SEATTLE – Attorney General Rob McKenna’s bill to help fight identity theft by increasing penalties for mail theft will be considered by a legislative committee this week.
The House Public Safety Committee has scheduled a public hearing on HB 1145 at 1:30 p.m. Wednesday, Jan. 26, in the O’Brien Building, Hearing Room D. The bill, prime-sponsored by Rep. Jason Overstreet, R-Blaine, and recommended by the Attorney General’s Law Enforcement Group Against Identity Theft (LEGIT) Task Force would define mail theft and possession of stolen mail as Class C felonies.
Other bill hearings this week:
ENFORCING THE PUBLIC RECORDS ACT
Companion bills that would require records requesters seeking court penalties to first notify a government agency of their intent to file a lawsuit over denied records will receive public hearings this week. The proposal would allow agencies time to correct possible mistakes, solving disputes before they turn into lawsuits.
The Senate Government Operations Committee will hold a public hearing on SB 5062, prime-sponsored by Sen. Craig Pridemore, D-Vancouver, at 10 a.m. today in the Cherberg Building, Hearing Room 2. A companion bill, HB 1139, prime-sponsored by Mike Armstrong, R-Wenatchee, will be discussed by the House State Government Committee at 10 a.m. Thursday, Jan. 27, in the O’Brien Building, Hearing Room E.
The Senate Judiciary Committee will hold a public hearing on SB 5022 at 1:30 p.m. Wednesday, Jan. 26, in the Cherberg Building, Hearing Room 1. The proposal, prime-sponsored by Derek Kilmer, D-Gig Harbor, closes a loophole created by a recent appellate decision by clarifying both for agencies and requesters that there is a single, one-year statute of limitations under the Public Records Act for any claim where a requester has been denied a record, regardless of whether the agency makes a single response or responds in installments.
CONSUMER PROTECTION ENFORCEMENT
Washington is the only state in the nation that awards defendants attorney fees in a government enforcement action without requiring a determination that the state’s case was frivolous or malicious. SB 5079, prime-sponsored by Sen. Steve Conway, D-Tacoma, permits reasonable attorney fees for a defendant only upon a finding by a judge that the state’s action was frivolous. It also makes it clear that the Consumer Protection Act applies to Washington businesses that deal only with out-of-state consumers.
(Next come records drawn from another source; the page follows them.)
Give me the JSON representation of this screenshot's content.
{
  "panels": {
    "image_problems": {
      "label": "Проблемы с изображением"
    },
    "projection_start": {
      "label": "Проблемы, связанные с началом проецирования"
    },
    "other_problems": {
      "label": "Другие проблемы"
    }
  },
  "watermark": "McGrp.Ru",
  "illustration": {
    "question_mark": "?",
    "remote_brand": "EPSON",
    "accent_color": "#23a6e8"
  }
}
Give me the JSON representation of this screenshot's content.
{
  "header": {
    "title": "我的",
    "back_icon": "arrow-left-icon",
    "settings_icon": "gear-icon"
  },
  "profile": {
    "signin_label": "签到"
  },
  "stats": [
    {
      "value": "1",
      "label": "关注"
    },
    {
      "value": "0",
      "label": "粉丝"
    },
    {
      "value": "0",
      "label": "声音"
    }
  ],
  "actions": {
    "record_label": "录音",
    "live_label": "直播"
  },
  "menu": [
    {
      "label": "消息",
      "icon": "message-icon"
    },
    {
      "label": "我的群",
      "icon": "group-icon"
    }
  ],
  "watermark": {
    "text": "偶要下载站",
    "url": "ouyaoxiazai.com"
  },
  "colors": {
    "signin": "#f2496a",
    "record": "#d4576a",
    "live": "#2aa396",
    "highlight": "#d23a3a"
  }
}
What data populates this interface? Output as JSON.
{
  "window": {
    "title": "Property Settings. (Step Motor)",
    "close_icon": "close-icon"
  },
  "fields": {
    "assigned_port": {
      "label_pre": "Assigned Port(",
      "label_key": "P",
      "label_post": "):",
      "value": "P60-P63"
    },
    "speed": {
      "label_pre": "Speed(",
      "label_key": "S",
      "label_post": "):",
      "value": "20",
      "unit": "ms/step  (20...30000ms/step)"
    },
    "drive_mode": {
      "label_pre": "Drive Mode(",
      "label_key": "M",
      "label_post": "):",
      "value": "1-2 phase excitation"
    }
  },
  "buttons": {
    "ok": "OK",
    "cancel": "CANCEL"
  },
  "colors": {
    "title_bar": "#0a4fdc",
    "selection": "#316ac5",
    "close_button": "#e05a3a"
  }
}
The Senate Judiciary Committee has scheduled a public hearing on the bill at 1:30 p.m. Friday, Jan. 28, in the Cherberg Building, Hearing Room 1.
More information on the Attorney General’s proposed legislative package is available online at /2011-legislative-agenda.
Media Contacts: Kristin Alexander, Media Relations Manager, (206) 464-6432, email@example.com. Primary contact for Consumer Protection bills.
Janelle Guthrie, Director of Communications, (360) 586-0725. Primary contact for Government Accountability bills.